We couldn’t resist a visit to Raffles in Singapore, not for a Singapore Sling, but for Afternoon Tea. With only 24 hours in the city, though, that meant we didn’t get to revisit the wonderful Tea Chapter in Neil Road for a Chinese tea experience (you’ll have to see the Fancy a Cuppa blog entry for our views on that).
It also meant we didn’t manage to get to Smitten Coffee & Tea Bar, which is out by Robertsons Quay and looked really hard to get to on public transport in the time we had. That was a shame and it goes top of our list for next time we’re in Singapore, because its concept reminded me of the wonderful Bean & Bud in Harrogate for its focus on both coffee and tea…
So for this trip, it was Raffles and only Raffles.
We quickly found out that the done thing for afternoon tea at Raffles is to reserve a table, as elegantly-dressed couples and groups sailed past us into the tea room, while we were asked to wait.
In fact, we were told, it would be 45 minutes before a table was free and, they added, with local taxes and service added (the so-called plus-plus), our afternoon tea would come to some £50 a head (as if that would put us off, when we’d travelled so far…).
So, we sat and waited in the sultry, but leafy grounds of the hotel and watched people coming and going, some dashing by on their way to their (presumably reserved) tea, others just coming in for a selfie in this hotel of all hotels in Singapore.
Some of the Trip Advisor and Google reviews of afternoon tea at Raffles do speak of the confusion over just what afternoon tea consists of, what you are obliged to have, and how much it all costs. Some even say they were forced to have the champagne tea, taking the price way over what we had been quoted.
There was never any question of champagne for us (maybe we just didn’t look the champers types), but when they came to serve us and spoke of the eat-all-you-can buffet in the other room, with spring rolls, fruit and other delights, we told them we actually just wanted a regular tiered tray afternoon tea with a pot of tea of our choice. Was that possible?
Indeed it was, they said, and that would cost us less than the initially quoted about £100 for two, coming in at nearer £30 a head…
Slightly bemused by the pricing system, we sat and waited for our tea to arrive, taking in the atmosphere. We enjoyed the old colonial feel and the notice that spoke of this (the Tiffin) dining room having been the best ‘east of Suez’, though there’s something about the stuffiness of those exclusive colonial hang-outs and the fawning nature of the service in them that would put us off going too often.

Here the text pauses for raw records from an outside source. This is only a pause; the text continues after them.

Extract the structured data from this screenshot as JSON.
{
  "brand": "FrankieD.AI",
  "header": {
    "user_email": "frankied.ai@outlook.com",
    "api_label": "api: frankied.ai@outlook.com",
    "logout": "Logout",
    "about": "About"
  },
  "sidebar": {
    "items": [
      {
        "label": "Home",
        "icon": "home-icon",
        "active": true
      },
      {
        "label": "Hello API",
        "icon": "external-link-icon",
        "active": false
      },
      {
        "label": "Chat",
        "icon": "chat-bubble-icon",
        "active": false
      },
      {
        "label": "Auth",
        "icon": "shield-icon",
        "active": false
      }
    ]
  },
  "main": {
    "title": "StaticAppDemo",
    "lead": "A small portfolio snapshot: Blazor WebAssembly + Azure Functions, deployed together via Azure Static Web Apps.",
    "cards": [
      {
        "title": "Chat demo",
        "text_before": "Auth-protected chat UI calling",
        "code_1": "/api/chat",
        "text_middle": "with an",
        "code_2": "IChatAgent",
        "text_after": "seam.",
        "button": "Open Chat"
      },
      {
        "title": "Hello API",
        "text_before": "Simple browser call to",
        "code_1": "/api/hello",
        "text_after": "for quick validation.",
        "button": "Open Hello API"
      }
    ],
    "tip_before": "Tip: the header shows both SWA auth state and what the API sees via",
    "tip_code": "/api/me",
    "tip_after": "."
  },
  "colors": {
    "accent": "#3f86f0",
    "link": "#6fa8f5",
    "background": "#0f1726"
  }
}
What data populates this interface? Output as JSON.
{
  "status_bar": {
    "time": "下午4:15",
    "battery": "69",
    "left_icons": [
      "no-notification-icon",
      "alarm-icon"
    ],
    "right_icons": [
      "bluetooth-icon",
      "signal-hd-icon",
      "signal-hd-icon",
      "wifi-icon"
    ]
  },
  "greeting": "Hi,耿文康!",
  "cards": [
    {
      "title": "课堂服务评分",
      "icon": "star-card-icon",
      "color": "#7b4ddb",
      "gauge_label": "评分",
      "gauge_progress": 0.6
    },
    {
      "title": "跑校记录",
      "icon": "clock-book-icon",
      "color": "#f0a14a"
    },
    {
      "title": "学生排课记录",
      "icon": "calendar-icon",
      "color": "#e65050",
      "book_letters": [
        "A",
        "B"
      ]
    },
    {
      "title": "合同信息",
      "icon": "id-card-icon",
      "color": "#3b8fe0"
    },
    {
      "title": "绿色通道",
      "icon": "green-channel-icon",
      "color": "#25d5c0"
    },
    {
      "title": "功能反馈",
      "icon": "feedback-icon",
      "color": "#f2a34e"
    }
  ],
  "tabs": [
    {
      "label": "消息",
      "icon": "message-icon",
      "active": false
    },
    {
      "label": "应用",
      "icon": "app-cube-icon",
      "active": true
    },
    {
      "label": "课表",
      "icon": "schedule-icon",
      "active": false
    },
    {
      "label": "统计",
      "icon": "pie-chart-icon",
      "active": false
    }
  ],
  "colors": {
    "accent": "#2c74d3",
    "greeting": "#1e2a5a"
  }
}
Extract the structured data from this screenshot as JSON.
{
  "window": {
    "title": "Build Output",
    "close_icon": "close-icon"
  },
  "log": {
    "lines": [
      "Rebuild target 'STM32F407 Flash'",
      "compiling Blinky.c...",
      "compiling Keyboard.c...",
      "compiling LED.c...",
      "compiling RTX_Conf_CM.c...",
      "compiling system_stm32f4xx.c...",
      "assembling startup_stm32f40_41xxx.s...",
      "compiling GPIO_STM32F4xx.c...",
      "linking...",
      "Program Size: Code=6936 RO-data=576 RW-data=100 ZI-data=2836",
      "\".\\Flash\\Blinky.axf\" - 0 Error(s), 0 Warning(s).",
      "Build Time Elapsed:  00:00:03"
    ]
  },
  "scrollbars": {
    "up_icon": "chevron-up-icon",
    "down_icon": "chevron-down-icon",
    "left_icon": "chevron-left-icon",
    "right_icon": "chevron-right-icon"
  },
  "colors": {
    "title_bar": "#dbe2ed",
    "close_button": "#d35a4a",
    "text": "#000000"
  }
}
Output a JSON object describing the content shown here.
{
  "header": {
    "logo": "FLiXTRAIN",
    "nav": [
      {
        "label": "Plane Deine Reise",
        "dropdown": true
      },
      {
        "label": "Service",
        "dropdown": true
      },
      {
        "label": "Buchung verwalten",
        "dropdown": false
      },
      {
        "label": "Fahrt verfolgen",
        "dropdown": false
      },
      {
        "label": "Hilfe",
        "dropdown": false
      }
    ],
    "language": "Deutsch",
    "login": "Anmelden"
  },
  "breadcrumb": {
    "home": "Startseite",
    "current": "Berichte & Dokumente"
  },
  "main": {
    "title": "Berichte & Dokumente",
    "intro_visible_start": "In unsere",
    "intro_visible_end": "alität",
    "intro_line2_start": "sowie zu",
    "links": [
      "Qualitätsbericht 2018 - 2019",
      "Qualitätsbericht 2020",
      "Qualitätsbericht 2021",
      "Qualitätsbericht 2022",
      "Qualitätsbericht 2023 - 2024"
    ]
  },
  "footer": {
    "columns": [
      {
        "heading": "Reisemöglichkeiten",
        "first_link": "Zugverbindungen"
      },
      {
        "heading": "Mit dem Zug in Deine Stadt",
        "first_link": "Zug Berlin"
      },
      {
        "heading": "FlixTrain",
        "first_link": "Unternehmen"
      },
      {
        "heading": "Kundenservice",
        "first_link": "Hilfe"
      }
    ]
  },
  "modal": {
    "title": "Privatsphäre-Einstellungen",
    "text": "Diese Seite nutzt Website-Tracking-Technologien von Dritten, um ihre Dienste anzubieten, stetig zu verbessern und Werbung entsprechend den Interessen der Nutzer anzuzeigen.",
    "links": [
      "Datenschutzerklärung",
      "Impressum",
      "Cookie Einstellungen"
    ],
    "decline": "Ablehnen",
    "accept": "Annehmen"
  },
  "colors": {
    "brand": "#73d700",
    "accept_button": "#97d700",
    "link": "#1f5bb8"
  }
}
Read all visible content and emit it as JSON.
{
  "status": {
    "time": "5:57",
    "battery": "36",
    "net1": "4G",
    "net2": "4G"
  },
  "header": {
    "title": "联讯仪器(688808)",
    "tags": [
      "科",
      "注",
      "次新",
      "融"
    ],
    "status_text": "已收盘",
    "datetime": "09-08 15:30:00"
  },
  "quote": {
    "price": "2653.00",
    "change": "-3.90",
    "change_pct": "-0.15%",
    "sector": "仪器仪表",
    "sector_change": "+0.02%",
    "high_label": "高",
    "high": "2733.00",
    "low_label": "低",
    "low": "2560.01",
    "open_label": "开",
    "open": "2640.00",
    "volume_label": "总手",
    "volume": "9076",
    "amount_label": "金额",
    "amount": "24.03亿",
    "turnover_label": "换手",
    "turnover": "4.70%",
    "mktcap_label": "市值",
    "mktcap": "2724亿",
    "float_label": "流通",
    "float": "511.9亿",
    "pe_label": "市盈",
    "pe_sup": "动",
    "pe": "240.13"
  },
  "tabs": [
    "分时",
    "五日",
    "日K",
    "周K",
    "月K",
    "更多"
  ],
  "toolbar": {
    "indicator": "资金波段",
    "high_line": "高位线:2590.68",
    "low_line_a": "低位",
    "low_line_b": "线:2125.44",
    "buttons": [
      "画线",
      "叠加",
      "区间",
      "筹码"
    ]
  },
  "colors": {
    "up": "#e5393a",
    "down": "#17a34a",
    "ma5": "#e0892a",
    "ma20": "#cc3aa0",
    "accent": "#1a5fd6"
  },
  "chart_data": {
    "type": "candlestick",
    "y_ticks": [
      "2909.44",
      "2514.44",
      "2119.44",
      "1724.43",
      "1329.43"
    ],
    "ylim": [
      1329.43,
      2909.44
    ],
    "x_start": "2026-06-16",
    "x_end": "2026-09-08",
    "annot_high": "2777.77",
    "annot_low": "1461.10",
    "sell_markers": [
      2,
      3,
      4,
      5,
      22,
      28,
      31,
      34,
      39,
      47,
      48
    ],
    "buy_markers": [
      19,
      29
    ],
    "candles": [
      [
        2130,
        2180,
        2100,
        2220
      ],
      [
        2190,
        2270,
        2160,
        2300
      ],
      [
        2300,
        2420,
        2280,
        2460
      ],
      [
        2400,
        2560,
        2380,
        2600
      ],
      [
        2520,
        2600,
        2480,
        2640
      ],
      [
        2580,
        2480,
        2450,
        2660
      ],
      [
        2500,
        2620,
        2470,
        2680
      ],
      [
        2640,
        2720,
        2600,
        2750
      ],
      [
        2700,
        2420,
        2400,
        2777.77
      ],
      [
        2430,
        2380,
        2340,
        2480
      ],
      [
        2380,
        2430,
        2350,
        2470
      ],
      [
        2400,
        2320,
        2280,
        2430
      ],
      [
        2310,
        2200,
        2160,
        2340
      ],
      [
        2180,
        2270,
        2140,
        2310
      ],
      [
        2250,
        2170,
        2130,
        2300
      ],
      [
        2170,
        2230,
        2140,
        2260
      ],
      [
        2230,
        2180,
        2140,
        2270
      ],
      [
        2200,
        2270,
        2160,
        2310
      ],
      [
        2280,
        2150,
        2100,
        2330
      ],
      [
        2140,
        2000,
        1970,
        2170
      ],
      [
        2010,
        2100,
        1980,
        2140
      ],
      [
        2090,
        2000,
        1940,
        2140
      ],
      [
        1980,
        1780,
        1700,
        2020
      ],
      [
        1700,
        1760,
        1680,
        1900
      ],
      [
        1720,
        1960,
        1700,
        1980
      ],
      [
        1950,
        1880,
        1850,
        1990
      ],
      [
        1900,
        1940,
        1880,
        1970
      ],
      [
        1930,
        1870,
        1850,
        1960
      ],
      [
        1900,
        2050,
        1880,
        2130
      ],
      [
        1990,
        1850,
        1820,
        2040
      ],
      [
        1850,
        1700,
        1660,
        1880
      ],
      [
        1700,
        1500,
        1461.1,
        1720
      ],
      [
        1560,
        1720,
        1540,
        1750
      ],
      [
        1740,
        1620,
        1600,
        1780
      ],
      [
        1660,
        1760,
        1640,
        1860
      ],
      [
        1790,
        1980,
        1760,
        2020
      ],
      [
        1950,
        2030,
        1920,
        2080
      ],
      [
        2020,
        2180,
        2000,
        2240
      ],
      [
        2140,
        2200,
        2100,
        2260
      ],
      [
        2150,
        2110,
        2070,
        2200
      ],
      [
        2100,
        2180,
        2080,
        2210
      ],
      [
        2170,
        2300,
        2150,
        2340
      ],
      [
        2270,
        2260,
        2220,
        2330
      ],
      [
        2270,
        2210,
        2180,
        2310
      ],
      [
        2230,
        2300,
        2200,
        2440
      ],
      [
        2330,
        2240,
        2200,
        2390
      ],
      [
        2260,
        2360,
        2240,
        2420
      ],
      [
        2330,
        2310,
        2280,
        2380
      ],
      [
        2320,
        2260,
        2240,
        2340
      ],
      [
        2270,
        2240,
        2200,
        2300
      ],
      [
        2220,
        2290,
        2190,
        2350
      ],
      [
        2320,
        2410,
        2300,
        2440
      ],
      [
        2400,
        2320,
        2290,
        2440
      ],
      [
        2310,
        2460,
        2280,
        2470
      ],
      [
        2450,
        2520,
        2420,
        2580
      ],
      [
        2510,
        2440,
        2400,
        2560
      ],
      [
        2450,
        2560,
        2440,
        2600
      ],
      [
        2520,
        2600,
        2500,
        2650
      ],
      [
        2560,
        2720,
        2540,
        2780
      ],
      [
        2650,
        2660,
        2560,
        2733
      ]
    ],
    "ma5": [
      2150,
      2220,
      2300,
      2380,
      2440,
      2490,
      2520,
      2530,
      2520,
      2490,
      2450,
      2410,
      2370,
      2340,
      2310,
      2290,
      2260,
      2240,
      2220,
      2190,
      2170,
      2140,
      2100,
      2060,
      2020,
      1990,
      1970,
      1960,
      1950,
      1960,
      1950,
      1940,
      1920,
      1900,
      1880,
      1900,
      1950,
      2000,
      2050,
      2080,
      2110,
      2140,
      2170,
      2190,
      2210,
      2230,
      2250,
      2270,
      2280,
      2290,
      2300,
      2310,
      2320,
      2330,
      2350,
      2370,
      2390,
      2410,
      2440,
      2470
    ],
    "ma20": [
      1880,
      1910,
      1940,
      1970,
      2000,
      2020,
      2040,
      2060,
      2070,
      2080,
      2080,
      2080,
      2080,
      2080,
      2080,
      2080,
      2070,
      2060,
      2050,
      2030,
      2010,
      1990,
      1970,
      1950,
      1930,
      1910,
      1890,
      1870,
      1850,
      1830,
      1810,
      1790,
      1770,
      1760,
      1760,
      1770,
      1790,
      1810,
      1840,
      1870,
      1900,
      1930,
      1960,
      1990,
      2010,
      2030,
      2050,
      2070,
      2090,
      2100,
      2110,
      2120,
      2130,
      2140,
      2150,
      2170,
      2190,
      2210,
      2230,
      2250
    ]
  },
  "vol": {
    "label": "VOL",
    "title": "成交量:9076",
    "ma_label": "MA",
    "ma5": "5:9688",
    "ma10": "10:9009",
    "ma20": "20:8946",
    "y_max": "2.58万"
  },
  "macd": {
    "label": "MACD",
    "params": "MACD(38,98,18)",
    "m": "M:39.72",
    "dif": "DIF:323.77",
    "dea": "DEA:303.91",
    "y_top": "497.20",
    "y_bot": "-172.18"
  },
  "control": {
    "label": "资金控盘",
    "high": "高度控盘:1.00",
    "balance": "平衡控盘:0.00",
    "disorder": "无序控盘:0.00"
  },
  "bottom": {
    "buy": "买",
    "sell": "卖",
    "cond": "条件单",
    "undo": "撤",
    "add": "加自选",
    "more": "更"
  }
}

Actually, the afternoon tea was quite generous (five little sandwiches each, macaroons, little pastries, mince pies – being near Christmas), with a quality pot of tea (Darjeeling for me, English Breakfast for Anita), and a delightful harpist strumming away in the background.
The mystery, though, were the dishes of clotted cream and jam that sat untouched on the table next to the tiered tray. Untouched because…there were no scones to spread them on.
I ventured over to the waiter to ask whether there were scones, since we had jam and cream. Oh no, they’re on the buffet, we were told, along with the spring rolls and the fruit…
Hmmm. I’m not sure what the Colonel and his wife would have made of that in colonial days, but we smiled to ourselves and made do without, only for the waiter to appear suddenly with a plate of four scones for us, thrown in gratis, I think because by this time they were at the end of the afternoon tea time and most people were turning to Singapore Slings.
Still, I can confirm that the cream and jam are very tasty, and the scones good quality. It just seems bizarre that they are part of the full buffet rather than the tiered tray of afternoon tea. Ah well, when in Singapore…
To be fair to the staff, as the afternoon came to an end, and we were virtually the last tea drinkers left, they did become a lot more relaxed and friendly. I just wish we could get away from the stiff formality of such elegant places. They could learn a thing or two from our favourite posh afternoon tea place in London: the Palm Court tea room in Piccadilly somehow manage that great service, with elegance and friendliness rather than starchiness…
And one final gripe about Raffles. I know it’s the tropics and you can’t really avoid them, but the tea room was abuzz with flies, mostly quite small, but somewhat disconcerting as they wander over your sarnies or macaroons before you take a bite.
Other than that, it was a beautiful afternoon and actually well worth the cost. So a hearty thumbs up from us for afternoon tea in Singapore at Raffles. There is more to tea in Singapore than Raffles, but at least once in your life, do give it a go.